Sources of Pollution: Illicit Discharges

Water pollution is when additions to water cause an imbalance in the ecosystem.

There are two main origins of water pollution.

Point Source Pollution

pollutionThis photo shows how pollutants can sometimes be traced to a single source. This photo is part of the Microsoft Clipart Gallery and was not taken in Gainesville.

Point source pollution is defined by the U.S. Environmental Protection Agency (EPA) as “any single identifiable source of pollution from which pollutants are discharged, such as a pipe…”


Examples of point sources include:

  • discharges from wastewater treatment plants;
  • operational wastes from industries; and
  • combined sewer outfalls.

State and federal requirements have largely eliminated this type of pollution.

Non-Point Source Pollution

non-point source pollution at Tumblin CreekIn the above picture, non-point source pollution leaves visual evidence at Tumblin Creek, just south of campus.

Non-point source pollution does not come from a specific source. Instead, it originates from many places, or from a widespread area. We all contribute to non-point source pollution when we improperly use or dispose of fertilizers, pesticides, oils, grease, pet or animal wastes, and trash. In many communities, including the UF campus, these pollutants are transported to local waterways via storm drains.
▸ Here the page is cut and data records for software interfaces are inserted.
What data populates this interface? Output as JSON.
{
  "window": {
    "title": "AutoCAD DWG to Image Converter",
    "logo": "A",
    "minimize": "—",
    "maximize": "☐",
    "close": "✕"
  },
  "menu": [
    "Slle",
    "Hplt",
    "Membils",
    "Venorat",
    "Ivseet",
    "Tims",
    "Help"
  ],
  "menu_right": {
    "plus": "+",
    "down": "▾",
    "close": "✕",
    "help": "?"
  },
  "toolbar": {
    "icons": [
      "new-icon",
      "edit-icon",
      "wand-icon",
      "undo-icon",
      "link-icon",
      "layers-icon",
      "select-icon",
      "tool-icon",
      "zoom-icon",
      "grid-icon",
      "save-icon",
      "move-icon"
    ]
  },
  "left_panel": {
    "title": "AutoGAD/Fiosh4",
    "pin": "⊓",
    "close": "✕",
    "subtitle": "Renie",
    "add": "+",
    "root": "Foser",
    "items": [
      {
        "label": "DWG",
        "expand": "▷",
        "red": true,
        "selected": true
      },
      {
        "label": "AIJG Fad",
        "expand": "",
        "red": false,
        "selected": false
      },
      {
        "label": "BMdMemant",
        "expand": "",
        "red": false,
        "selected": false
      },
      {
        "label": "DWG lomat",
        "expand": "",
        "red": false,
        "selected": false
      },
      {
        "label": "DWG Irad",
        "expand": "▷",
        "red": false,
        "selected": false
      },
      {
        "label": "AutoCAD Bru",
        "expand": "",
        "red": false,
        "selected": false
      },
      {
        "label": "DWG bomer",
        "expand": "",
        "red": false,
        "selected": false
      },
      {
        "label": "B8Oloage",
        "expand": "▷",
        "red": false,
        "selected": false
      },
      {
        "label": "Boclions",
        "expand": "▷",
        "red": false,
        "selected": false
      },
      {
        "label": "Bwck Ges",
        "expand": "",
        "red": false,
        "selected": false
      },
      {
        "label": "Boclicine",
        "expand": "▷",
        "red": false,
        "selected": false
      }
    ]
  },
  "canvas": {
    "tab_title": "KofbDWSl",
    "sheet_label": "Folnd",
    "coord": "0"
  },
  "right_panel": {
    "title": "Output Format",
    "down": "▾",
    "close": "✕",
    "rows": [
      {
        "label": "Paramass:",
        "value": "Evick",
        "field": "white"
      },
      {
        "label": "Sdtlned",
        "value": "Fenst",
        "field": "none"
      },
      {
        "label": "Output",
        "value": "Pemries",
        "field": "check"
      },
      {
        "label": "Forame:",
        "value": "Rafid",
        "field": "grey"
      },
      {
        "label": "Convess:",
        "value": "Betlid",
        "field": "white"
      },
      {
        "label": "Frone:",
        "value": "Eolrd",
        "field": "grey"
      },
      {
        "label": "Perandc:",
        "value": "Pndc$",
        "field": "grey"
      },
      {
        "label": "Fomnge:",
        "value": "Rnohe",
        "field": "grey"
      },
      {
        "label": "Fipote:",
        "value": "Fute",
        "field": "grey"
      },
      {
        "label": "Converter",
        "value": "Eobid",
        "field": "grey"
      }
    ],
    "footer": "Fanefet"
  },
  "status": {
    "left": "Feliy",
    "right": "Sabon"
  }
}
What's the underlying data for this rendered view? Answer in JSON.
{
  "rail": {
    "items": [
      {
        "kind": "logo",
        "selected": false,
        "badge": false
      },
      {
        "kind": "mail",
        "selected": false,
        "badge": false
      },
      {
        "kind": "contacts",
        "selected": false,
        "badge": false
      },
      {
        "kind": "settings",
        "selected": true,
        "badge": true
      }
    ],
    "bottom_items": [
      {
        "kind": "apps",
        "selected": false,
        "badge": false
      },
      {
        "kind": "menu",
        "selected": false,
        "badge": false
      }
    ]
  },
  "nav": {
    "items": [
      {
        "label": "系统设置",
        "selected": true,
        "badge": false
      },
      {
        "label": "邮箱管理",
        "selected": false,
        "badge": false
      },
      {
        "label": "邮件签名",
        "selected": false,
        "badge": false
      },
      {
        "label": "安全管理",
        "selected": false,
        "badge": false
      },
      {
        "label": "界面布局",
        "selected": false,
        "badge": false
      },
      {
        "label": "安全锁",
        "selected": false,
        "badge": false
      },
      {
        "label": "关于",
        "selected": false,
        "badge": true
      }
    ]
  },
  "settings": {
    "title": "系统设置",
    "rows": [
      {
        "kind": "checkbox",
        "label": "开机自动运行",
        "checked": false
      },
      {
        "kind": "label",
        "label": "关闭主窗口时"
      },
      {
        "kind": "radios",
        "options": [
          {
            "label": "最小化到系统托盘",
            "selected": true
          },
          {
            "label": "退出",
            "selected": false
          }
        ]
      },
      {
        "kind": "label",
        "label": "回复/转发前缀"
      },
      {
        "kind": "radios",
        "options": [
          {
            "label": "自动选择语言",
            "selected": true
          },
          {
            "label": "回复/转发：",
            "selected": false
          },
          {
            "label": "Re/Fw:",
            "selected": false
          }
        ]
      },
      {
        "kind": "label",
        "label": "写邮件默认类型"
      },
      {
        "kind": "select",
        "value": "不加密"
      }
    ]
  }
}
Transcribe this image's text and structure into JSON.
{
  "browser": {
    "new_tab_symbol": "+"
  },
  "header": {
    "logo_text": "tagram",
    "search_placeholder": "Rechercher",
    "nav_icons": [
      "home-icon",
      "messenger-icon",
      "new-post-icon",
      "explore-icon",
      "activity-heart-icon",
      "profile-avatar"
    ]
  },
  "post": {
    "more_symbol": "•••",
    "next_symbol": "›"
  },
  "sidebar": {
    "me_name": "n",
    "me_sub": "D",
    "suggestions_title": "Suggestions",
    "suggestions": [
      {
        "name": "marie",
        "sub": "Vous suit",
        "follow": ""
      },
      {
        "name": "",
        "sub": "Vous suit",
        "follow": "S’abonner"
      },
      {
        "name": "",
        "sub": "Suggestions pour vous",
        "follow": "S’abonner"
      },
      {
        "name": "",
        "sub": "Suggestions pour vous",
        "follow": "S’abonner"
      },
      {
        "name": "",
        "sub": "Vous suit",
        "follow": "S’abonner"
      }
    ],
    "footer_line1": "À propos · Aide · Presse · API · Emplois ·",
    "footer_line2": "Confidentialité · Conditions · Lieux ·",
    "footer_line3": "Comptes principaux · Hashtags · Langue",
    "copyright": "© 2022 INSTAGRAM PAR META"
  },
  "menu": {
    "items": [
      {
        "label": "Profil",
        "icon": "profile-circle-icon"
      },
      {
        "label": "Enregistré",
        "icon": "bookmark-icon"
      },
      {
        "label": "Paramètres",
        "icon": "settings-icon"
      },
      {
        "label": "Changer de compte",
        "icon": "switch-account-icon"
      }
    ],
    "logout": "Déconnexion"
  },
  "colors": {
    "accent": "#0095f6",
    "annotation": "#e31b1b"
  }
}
As rain flows over campus roads, sidewalks and lawns, it can pick up debris, chemicals, dirt, and other pollutants in its path. This stormwater is NOT cleaned before it reaches campus creeks and lakes that connect to groundwater reservoirs. Both at UF and across the nation, polluted stormwater runoff is one of the greatest threats to clean water.

Examples of non-point sources of pollution include the following: